Wednesday, August 26, 2009


This marks my third summer working with the bees. I was thinking that 3 years sounds like a long time but it is nothing in helping me understand such a great mystery as the honeybee and the hive. Among beekeepers it is said that in order to be considered a beekeeper you need 5 years under your belt. Most people make it 3 at most. I understand why.

Last year, true to personal form, I thought I understood beekeeping pretty well. I worked with and studied under some great teachers and movers and shakers in the bee world. I went into a lot of hives and saw a lot of different bee realities. I knew what was going on most of the time and felt pretty comfortable in my work. That was until the cords were cut and I was out on my own. On my own and often too proud to ask for guidance…


Fear is the biggest hurdle in this work. It is not the fear of being stung that gets me. It is more the fear of upsetting a volatile being. It is the fear of hurting someone who cannot afford any more hurt. It is the fear of my own power to foster life and manifest death. With thousands of stinging insects buzzing in my ears all of these fears come rushing to the surface, forcing my heart to beat faster and harder, causing my entire body to quiver uncontrollably as if I had just downed a gallon of coffee.


With all of this fear I would forget to breathe.

Without breath it is likely I will make a fatal mistake.

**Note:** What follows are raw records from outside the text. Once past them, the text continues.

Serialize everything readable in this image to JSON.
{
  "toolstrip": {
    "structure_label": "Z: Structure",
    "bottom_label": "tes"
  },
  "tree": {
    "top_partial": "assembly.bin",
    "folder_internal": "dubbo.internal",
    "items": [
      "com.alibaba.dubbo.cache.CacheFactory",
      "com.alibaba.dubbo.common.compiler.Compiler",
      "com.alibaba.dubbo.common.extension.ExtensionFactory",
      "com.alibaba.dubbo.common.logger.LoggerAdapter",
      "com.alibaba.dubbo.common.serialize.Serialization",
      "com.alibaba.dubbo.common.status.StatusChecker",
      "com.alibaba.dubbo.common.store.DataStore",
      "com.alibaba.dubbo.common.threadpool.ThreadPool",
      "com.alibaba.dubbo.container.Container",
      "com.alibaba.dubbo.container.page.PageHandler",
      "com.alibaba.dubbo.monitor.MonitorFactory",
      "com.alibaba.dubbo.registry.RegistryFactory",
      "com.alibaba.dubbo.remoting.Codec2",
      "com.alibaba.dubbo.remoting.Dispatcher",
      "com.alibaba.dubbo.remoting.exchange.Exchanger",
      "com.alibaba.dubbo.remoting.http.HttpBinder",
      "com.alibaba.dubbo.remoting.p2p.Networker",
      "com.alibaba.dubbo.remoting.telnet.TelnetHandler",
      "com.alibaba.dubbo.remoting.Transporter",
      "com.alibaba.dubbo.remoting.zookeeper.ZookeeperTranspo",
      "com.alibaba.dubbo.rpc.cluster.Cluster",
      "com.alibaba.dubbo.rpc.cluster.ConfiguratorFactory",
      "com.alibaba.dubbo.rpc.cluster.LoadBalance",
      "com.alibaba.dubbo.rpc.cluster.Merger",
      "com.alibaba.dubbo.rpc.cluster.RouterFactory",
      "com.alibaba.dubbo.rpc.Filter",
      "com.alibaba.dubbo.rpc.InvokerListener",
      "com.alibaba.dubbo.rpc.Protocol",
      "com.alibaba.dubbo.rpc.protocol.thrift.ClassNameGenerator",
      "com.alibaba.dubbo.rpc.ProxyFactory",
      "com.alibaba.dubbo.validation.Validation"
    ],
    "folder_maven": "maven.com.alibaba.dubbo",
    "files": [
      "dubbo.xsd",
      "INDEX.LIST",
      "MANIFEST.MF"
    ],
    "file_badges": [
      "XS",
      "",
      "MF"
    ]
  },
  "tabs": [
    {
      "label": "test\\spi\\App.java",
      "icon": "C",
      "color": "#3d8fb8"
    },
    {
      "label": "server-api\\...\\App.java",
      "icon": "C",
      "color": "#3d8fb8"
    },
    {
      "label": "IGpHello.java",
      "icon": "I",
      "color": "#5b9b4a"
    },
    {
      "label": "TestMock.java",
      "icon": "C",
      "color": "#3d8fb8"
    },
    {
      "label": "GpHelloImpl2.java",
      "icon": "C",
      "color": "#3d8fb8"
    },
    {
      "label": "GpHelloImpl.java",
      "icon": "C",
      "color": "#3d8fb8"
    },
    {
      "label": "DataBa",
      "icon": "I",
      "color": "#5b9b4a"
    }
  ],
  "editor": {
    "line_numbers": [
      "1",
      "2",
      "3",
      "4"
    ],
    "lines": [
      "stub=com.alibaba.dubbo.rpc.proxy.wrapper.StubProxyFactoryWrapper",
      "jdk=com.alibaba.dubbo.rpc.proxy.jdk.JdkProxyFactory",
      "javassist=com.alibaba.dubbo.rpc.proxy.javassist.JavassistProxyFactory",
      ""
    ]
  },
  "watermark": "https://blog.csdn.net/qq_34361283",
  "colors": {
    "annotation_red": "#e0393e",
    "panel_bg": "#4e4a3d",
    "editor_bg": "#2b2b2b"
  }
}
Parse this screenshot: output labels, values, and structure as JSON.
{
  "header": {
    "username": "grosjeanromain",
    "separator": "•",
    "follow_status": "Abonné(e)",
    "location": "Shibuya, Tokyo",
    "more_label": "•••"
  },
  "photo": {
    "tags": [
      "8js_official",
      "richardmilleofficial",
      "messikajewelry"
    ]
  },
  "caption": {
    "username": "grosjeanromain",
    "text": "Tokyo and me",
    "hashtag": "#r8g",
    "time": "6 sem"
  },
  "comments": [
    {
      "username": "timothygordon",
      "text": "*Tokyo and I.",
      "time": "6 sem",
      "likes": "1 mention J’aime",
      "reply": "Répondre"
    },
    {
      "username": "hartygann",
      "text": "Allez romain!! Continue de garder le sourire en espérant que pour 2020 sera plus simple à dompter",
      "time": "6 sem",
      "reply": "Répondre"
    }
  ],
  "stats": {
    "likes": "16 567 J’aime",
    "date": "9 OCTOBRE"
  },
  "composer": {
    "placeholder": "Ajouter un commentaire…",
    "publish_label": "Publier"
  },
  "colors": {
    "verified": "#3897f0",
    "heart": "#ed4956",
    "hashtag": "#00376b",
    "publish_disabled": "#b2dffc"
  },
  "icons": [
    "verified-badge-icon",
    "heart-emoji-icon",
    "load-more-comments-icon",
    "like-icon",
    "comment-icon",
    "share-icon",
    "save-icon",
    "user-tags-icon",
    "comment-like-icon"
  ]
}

And I have.

Thousands of bees can live or die at my hand. That is a huge responsibility for someone who shies away from such things. One wrong move and the whole thing could end. One thoughtless manipulation and the bees could have a few weeks of recovery from my lack of forethought, or thought of their needs over my own.

This is beekeeping. This is learning.

Add to all of this disease and mites and my sleep is lost at night. I see why folks quit after 3 years. The pain of losing hives, of seeing your sweet little ladies inundated with those little blood sucking parasites. To see her little legs trying futilely to remove the mite that is so perfectly positioned so that the bee cannot get her off. To see the babes with shriveled wings and shrunken bodies is heartbreaking. Small hive beetle, wax moths, wasps, mice, ants, you name it…we are all after what the bees got. How about witnessing a brutal war between a weak hive and a strong hive. The strong hive will come and destroy the weak hive and steal all of it’s honey. Peaceful my ass!

When times are good, times are good. Nectar is flowing, brood is being born, the hive grows, the honey is stored. Everyone is happy and full of love and light. But when the slim times come. Well, you know. It’s ugly.

Mainly though, what I am doing is projecting my inner process onto the bees. I imagine this is much of the medicine that they offer up to us; and have offered up to us for thousands of years. They are healers and I a humble servant. My fear is for all sacred mysteries and I pray that we will make it through these challenging times together. I pray that in 2 years I will have a big beekeeping initiation. We will all do a waggle dance together to celebrate the harvest of health and prosperity as well as human submission to the divine wisdom of nature.

Is anyone reading this? Is blogging as inane as I believe it to be?